"But tell me, my father, why do you fear the warriors of Regos and Coregos when these marvelous powers are yours?"
"The powers are mine only while I have the pearls upon my person," answered King Kitticut, "and I dare not carry them constantly for fear they might be lost. Therefore, I keep them safely hidden in this recess. My only danger lies in the chance that my watchmen might fail to discover the approach of our enemies and allow the warrior invaders to seize me before I could secure the pearls. I should, in that case, be quite powerless to resist. My father owned the magic pearls at the time of the Great Fight, of which you have so often heard, and the pink pearl protected him from harm, while the blue pearl enabled him and his people to drive away the enemy. Often have I suspected that the destroying storm was caused by the fairy mermaids, but that is a matter of which I have no proof."
"I have often wondered how we managed to win that battle," remarked Inga thoughtfully. "But the pearls will assist us in case the warriors come again, will they not?"
"They are as powerful as ever," declared the King. "Really, my son, I have little to fear from any foe. But lest I die and the secret be lost to the next King, I have now given it into your keeping. Remember that these pearls are the rightful heritage of all Kings of Pingaree.

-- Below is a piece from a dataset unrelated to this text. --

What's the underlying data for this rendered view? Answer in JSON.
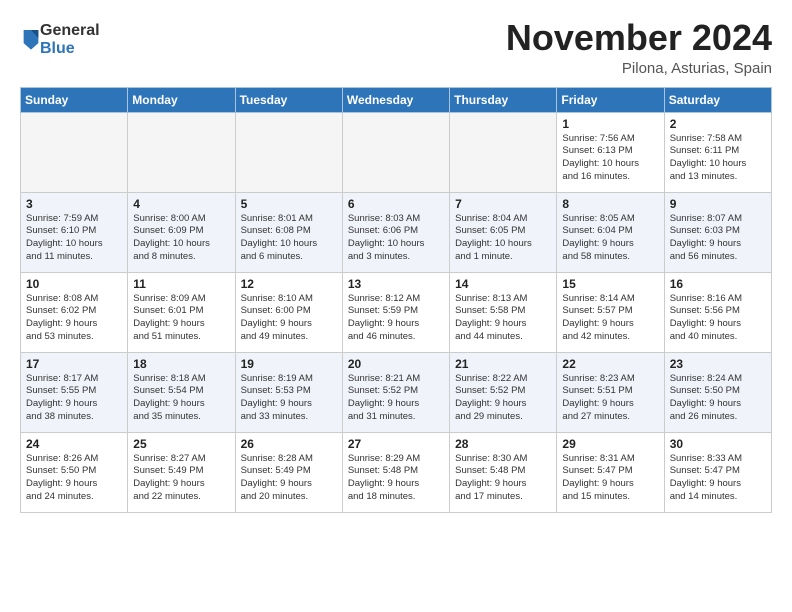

If at any time I should be taken from you, Inga, guard this treasure well and do not forget where it is hidden."
"I shall not forget," said Inga.
Then the King returned the pearls to their hiding place and the boy went to his own room to ponder upon the wonderful secret his father had that day confided to his care.
The Coming of King Rinkitink
A few days after this, on a bright and sunny morning when the breeze blew soft and sweet from the ocean and the trees waved their leaf-laden branches, the Royal Watchman, whose duty it was to patrol the shore, came running to the King with news that a strange boat was approaching the island.
At first the King was sore afraid and made a step toward the hidden pearls, but the next moment he reflected that one boat, even if filled with enemies, would be powerless to injure him, so he curbed his fear and went down to the beach to discover who the strangers might be. Many of the men of Pingaree assembled there also, and Prince Inga followed his father. Arriving at the water's edge, they all stood gazing eagerly at the oncoming boat.
It was quite a big boat, they observed, and covered with a canopy of purple silk, embroidered with gold. It was rowed by twenty men, ten on each side. As it came nearer, Inga could see that in the stern, seated upon a high, cushioned chair of state, was a little man who was so very fat that he was nearly as broad as he was high This man was dressed in a loose silken robe of purple that fell in folds to his feet, while upon his head was a cap of white velvet curiously worked with golden threads and having a circle of diamonds sewn around the band. At the opposite end of the boat stood an oddly shaped cage, and several large boxes of sandalwood were piled near the center of the craft.
As the boat approached the shore the fat little man got upon his feet and bowed several times in the direction of those who had assembled to greet him, and as he bowed he flourished his white cap in an energetic manner. His face was round as an apple and nearly as rosy. When he stopped bowing he smiled in such a sweet and happy way that Inga thought he must be a very jolly fellow.
The prow of the boat grounded on the beach, stopping its speed so suddenly that the little man was caught unawares and nearly toppled headlong into the sea. But he managed to catch hold of the chair with one hand and the hair of one of his rowers with the other, and so steadied himself. Then, again waving his jeweled cap around his head, he cried in a merry voice:
"Well, here I am at last!"
"So I perceive," responded King Kitticut, bowing with much dignity.